START Given information
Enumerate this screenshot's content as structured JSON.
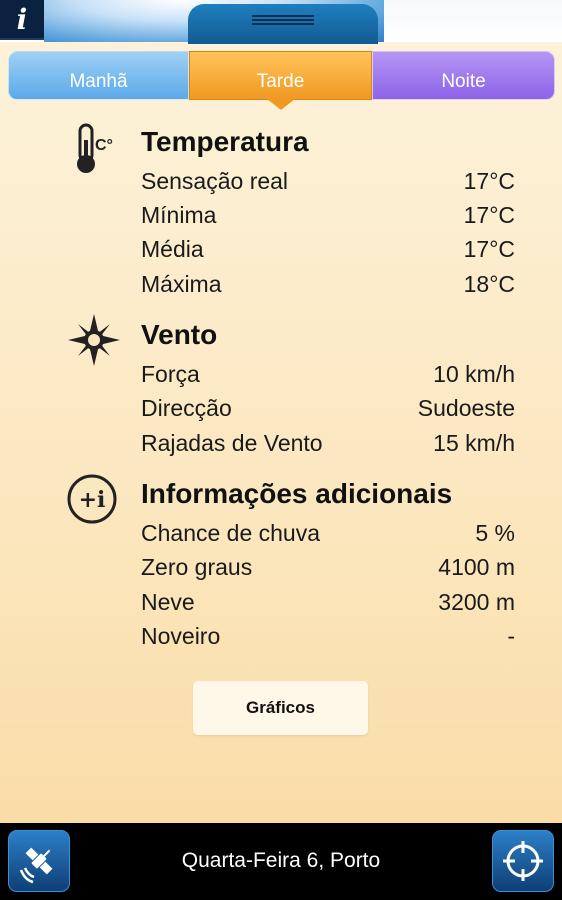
{
  "header": {
    "info_icon": "info-icon",
    "handle_icon": "drag-handle-icon"
  },
  "tabs": [
    {
      "label": "Manhã"
    },
    {
      "label": "Tarde",
      "selected": true
    },
    {
      "label": "Noite"
    }
  ],
  "sections": {
    "temperature": {
      "icon": "thermometer-icon",
      "icon_text": "C°",
      "title": "Temperatura",
      "rows": [
        {
          "label": "Sensação real",
          "value": "17°C"
        },
        {
          "label": "Mínima",
          "value": "17°C"
        },
        {
          "label": "Média",
          "value": "17°C"
        },
        {
          "label": "Máxima",
          "value": "18°C"
        }
      ]
    },
    "wind": {
      "icon": "compass-icon",
      "title": "Vento",
      "rows": [
        {
          "label": "Força",
          "value": "10 km/h"
        },
        {
          "label": "Direcção",
          "value": "Sudoeste"
        },
        {
          "label": "Rajadas de Vento",
          "value": "15 km/h"
        }
      ]
    },
    "additional": {
      "icon": "more-info-icon",
      "icon_text": "+i",
      "title": "Informações adicionais",
      "rows": [
        {
          "label": "Chance de chuva",
          "value": "5 %"
        },
        {
          "label": "Zero graus",
          "value": "4100 m"
        },
        {
          "label": "Neve",
          "value": "3200 m"
        },
        {
          "label": "Noveiro",
          "value": "-"
        }
      ]
    }
  },
  "graphs_button": {
    "label": "Gráficos"
  },
  "footer": {
    "location": "Quarta-Feira 6, Porto",
    "left_icon": "satellite-icon",
    "right_icon": "crosshair-icon"
  },
  "colors": {
    "morning_tab": "#5ba9e8",
    "afternoon_tab": "#f09a23",
    "night_tab": "#8d63e8",
    "background": "#fbe6bd",
    "footer": "#000000"
  }
}
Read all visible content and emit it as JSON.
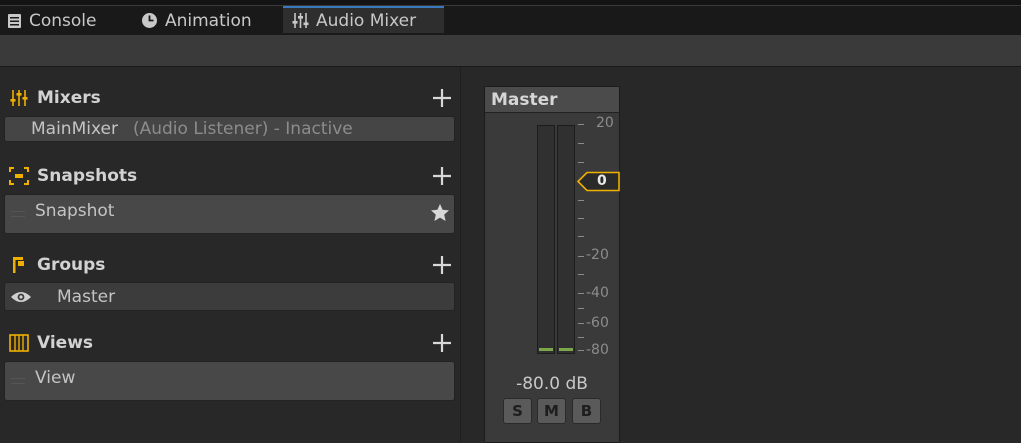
{
  "tabs": [
    {
      "label": "Console",
      "icon": "console-icon"
    },
    {
      "label": "Animation",
      "icon": "animation-clock-icon"
    },
    {
      "label": "Audio Mixer",
      "icon": "mixer-sliders-icon",
      "active": true
    }
  ],
  "colors": {
    "accent": "#f0b000",
    "tab_active_line": "#3a79bb",
    "meter_level": "#7da64a"
  },
  "sidebar": {
    "mixers": {
      "title": "Mixers",
      "items": [
        {
          "name": "MainMixer",
          "detail": "(Audio Listener) - Inactive"
        }
      ]
    },
    "snapshots": {
      "title": "Snapshots",
      "items": [
        {
          "name": "Snapshot",
          "starred": true
        }
      ]
    },
    "groups": {
      "title": "Groups",
      "items": [
        {
          "name": "Master",
          "visible": true
        }
      ]
    },
    "views": {
      "title": "Views",
      "items": [
        {
          "name": "View"
        }
      ]
    }
  },
  "strip": {
    "title": "Master",
    "scale_labels": {
      "top": "20",
      "zero": "0",
      "m20": "-20",
      "m40": "-40",
      "m60": "-60",
      "m80": "-80"
    },
    "fader_value": "0",
    "readout": "-80.0 dB",
    "solo_label": "S",
    "mute_label": "M",
    "bypass_label": "B"
  }
}
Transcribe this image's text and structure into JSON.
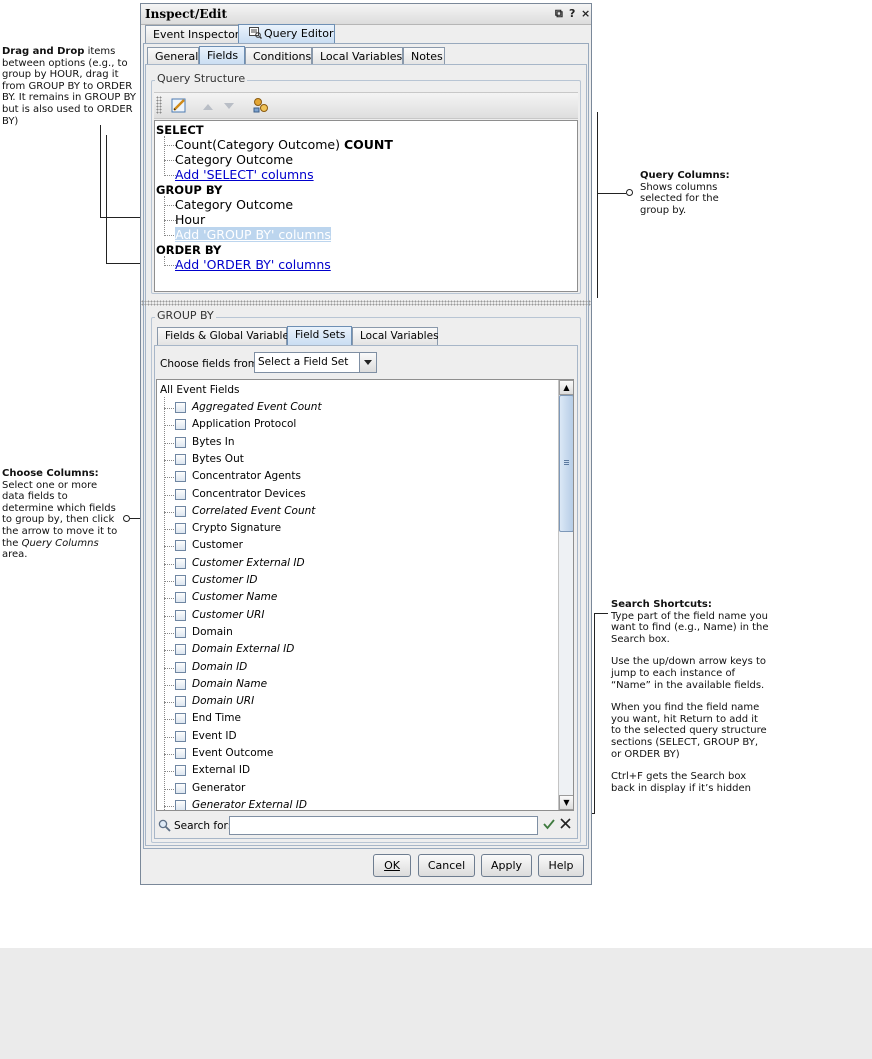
{
  "window": {
    "title": "Inspect/Edit",
    "title_buttons": [
      "⧉",
      "?",
      "×"
    ]
  },
  "top_tabs": [
    {
      "label": "Event Inspector",
      "active": false
    },
    {
      "label": "Query Editor",
      "active": true
    }
  ],
  "sub_tabs": [
    {
      "label": "General",
      "active": false
    },
    {
      "label": "Fields",
      "active": true
    },
    {
      "label": "Conditions",
      "active": false
    },
    {
      "label": "Local Variables",
      "active": false
    },
    {
      "label": "Notes",
      "active": false
    }
  ],
  "query_structure": {
    "label": "Query Structure",
    "toolbar_icons": [
      "edit-icon",
      "arrow-up-icon",
      "arrow-down-icon",
      "merge-icon"
    ],
    "select_header": "SELECT",
    "select_items": [
      {
        "text": "Count(Category Outcome)",
        "suffix": "COUNT"
      },
      {
        "text": "Category Outcome",
        "suffix": ""
      }
    ],
    "add_select": "Add 'SELECT' columns",
    "group_header": "GROUP BY",
    "group_items": [
      "Category Outcome",
      "Hour"
    ],
    "add_group": "Add 'GROUP BY' columns",
    "order_header": "ORDER BY",
    "add_order": "Add 'ORDER BY' columns"
  },
  "group_by": {
    "label": "GROUP BY",
    "tabs": [
      {
        "label": "Fields & Global Variables",
        "active": false
      },
      {
        "label": "Field Sets",
        "active": true
      },
      {
        "label": "Local Variables",
        "active": false
      }
    ],
    "choose_label": "Choose fields from:",
    "field_set_select": "Select a Field Set",
    "list_root": "All Event Fields",
    "fields": [
      {
        "label": "Aggregated Event Count",
        "italic": true
      },
      {
        "label": "Application Protocol",
        "italic": false
      },
      {
        "label": "Bytes In",
        "italic": false
      },
      {
        "label": "Bytes Out",
        "italic": false
      },
      {
        "label": "Concentrator Agents",
        "italic": false
      },
      {
        "label": "Concentrator Devices",
        "italic": false
      },
      {
        "label": "Correlated Event Count",
        "italic": true
      },
      {
        "label": "Crypto Signature",
        "italic": false
      },
      {
        "label": "Customer",
        "italic": false
      },
      {
        "label": "Customer External ID",
        "italic": true
      },
      {
        "label": "Customer ID",
        "italic": true
      },
      {
        "label": "Customer Name",
        "italic": true
      },
      {
        "label": "Customer URI",
        "italic": true
      },
      {
        "label": "Domain",
        "italic": false
      },
      {
        "label": "Domain External ID",
        "italic": true
      },
      {
        "label": "Domain ID",
        "italic": true
      },
      {
        "label": "Domain Name",
        "italic": true
      },
      {
        "label": "Domain URI",
        "italic": true
      },
      {
        "label": "End Time",
        "italic": false
      },
      {
        "label": "Event ID",
        "italic": false
      },
      {
        "label": "Event Outcome",
        "italic": false
      },
      {
        "label": "External ID",
        "italic": false
      },
      {
        "label": "Generator",
        "italic": false
      },
      {
        "label": "Generator External ID",
        "italic": true
      }
    ],
    "search_label": "Search for:",
    "search_value": ""
  },
  "buttons": {
    "ok": "OK",
    "cancel": "Cancel",
    "apply": "Apply",
    "help": "Help"
  },
  "callouts": {
    "drag_drop": {
      "title": "Drag and Drop",
      "text": " items between options (e.g., to group by HOUR, drag it from GROUP BY to ORDER BY. It remains in GROUP BY but is also used to ORDER BY)"
    },
    "query_columns": {
      "title": "Query Columns",
      "text": "Shows columns selected for the group by."
    },
    "choose_columns": {
      "title": "Choose Columns",
      "text_before": "Select one or more data fields to determine which fields to group by, then click the arrow to move it to the ",
      "text_italic": "Query Columns",
      "text_after": " area."
    },
    "search_shortcuts": {
      "title": "Search Shortcuts",
      "p1": "Type part of the field name you want to find (e.g., Name) in the Search box.",
      "p2": "Use the up/down arrow keys to jump to each instance of “Name” in the available fields.",
      "p3": "When you find the field name you want, hit Return to add it to the selected query structure sections (SELECT, GROUP BY, or ORDER BY)",
      "p4": "Ctrl+F gets the Search box back in display  if it’s hidden"
    }
  }
}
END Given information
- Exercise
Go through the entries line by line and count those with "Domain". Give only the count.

- Response to this task
5